#### [What this task involves]
Look through the material below. Copy every line with the string "words" in it.

:: Extracted entries ::

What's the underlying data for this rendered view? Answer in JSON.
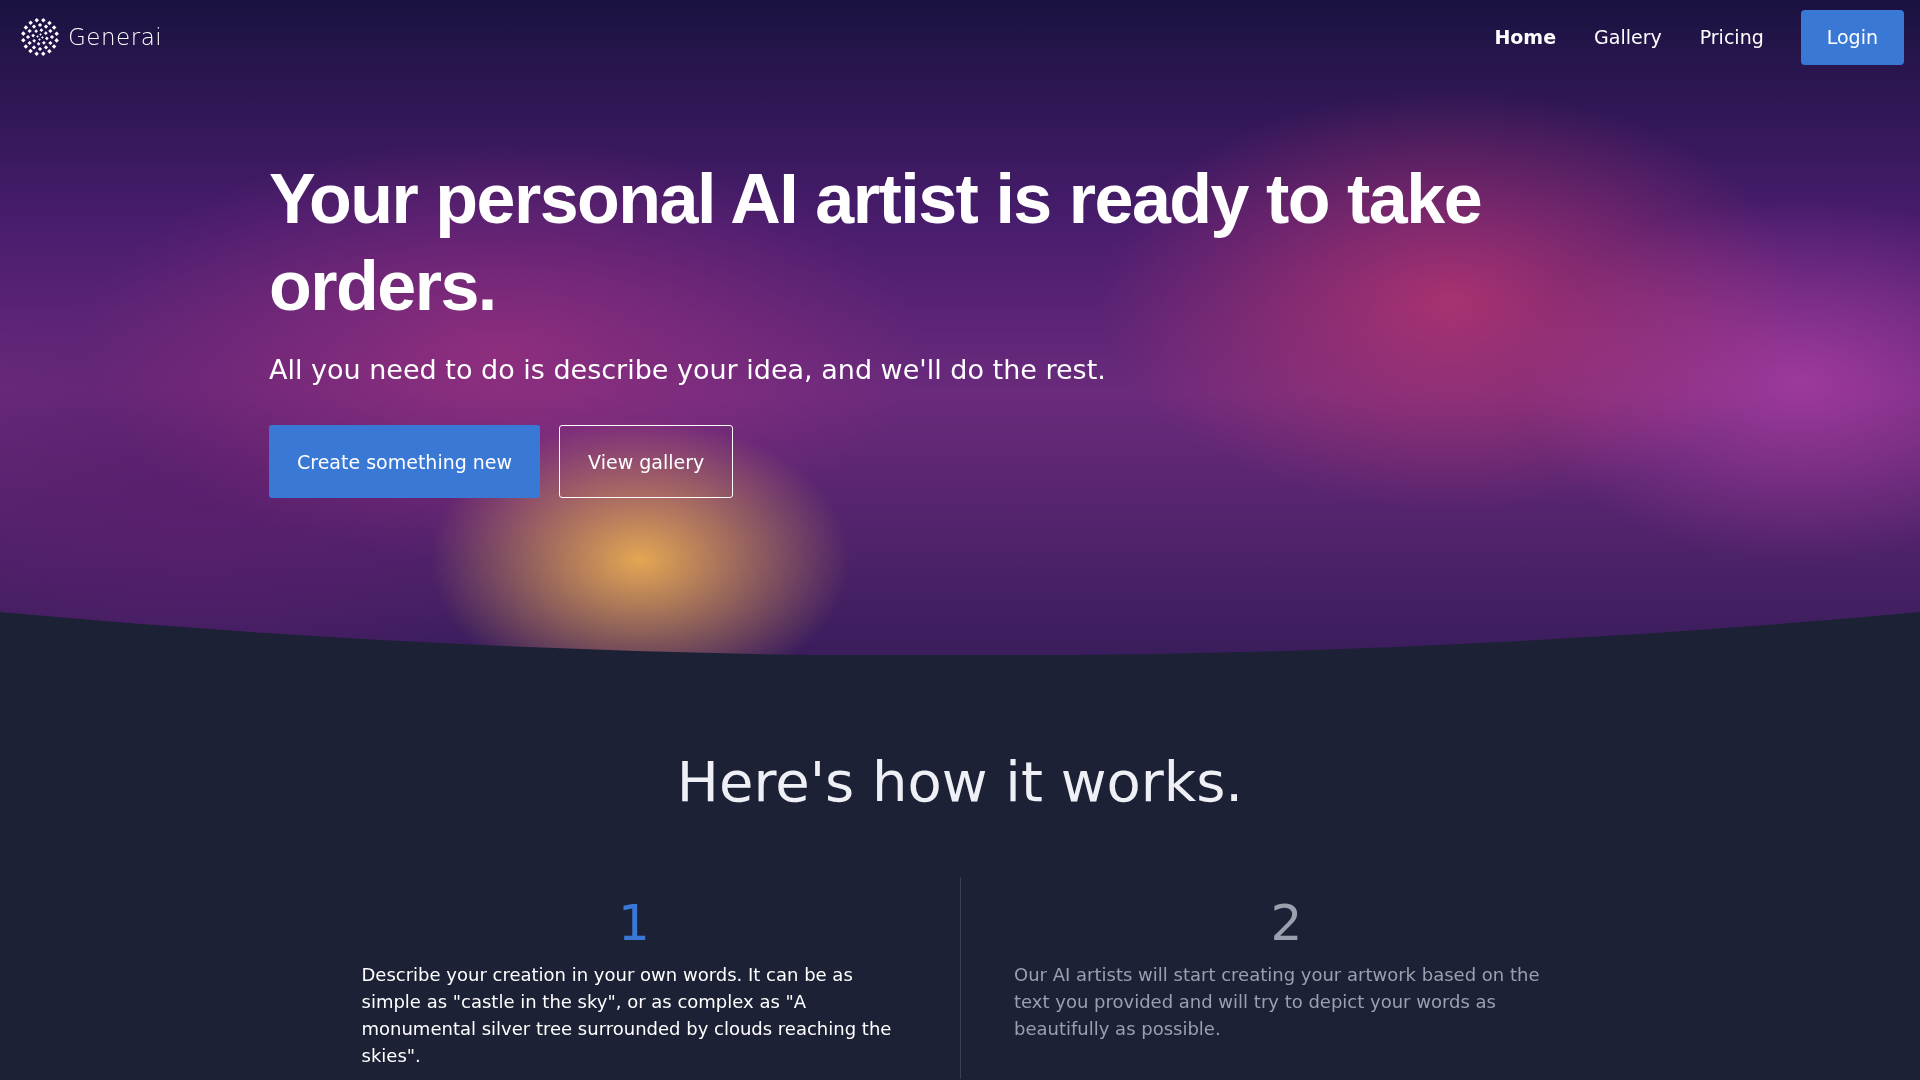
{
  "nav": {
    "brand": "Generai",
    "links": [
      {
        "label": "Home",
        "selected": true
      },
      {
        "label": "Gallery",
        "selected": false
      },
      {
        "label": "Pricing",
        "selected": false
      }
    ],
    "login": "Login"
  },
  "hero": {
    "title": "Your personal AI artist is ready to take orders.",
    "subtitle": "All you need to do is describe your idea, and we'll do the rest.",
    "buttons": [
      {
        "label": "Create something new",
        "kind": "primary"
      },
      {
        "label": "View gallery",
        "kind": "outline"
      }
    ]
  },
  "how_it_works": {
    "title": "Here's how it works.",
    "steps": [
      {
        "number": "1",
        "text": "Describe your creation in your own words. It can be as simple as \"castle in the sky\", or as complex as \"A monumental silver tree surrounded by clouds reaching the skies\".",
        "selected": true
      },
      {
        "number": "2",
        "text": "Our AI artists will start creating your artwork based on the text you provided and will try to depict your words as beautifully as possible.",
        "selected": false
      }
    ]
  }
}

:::

#### [Written solution]
        "text": "Describe your creation in your own words. It can be as simple as \"castle in the sky\", or as complex as \"A monumental silver tree surrounded by clouds reaching the skies\".",
        "text": "Our AI artists will start creating your artwork based on the text you provided and will try to depict your words as beautifully as possible.",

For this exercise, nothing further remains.